In an attempt to keep the conversation going I throw out that “I am looking for a entry level position, one with opportunities for growth”
He seemed to like this, He told me “ This position is really a gofer position, nothing to complicated, but it would get your foot in the door in a great company. I will call you later next week to set up a formal interview. Talk to you then.”
With that, the conversation was over. There I was, still wet wearing a towel in our bedroom, wondering at how absurd it would be if I started to work for a major military contractor. I really did not think anything would come of it. I figured it was the last I would hear of Ryan. But it turned out I was quite wrong.

A few weeks back

At the moment I am flying over Indiana, on my way with marjee to Chicago. We have had a surreal few weeks, no; I guess it is more like months. The job hunt has been a rollercoaster ride, but a weird one, where one moment I find my self sitting around playing video games and then next fielding random calls about jobs. I am speaking about the job hunt in the past tense because it appears that I have found one, one that sure beats boarders. After all of my tireless applications, something in the neighborhood of 10-30 a week, I have been hired by a company I have never heard to work for a government agency I was barely aware existed.

Last week I received a phone call from Ryan, a representative from a major military contractor. After jumping out of the shower, to grab the phone, wet, wearing nothing but a towel I found myself in an interview for a job I had never applied for.
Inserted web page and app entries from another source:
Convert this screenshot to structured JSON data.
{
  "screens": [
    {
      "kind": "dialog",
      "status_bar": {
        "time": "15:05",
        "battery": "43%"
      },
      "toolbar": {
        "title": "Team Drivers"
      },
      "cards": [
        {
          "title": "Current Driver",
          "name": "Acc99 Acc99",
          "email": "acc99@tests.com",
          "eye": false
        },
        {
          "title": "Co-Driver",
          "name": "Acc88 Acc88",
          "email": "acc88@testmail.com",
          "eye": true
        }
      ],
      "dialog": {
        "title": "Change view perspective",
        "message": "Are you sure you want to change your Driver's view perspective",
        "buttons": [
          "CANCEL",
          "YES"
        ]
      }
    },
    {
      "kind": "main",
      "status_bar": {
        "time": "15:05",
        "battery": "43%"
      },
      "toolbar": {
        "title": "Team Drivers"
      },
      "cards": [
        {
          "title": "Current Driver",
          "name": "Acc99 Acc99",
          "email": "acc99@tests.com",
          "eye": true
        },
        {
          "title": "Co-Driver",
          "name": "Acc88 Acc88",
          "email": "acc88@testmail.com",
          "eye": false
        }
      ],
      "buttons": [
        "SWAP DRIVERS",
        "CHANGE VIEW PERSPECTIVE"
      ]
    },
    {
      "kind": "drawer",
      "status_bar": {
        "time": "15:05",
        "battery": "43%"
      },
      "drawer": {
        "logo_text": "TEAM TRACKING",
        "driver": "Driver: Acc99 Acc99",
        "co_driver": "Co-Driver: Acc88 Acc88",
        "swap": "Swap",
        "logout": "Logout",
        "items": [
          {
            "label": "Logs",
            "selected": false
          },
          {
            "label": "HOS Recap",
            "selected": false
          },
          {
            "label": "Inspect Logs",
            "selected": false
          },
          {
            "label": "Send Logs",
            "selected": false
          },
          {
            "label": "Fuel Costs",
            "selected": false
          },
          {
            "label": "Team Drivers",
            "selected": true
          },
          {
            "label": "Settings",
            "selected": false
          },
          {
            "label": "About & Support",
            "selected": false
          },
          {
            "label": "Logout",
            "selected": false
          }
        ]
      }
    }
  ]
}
The conversation went something like this.

“Hi this is Ryan from (Insert Military Contractor). I came across your resume and wondered if what kind of work you are interested in.”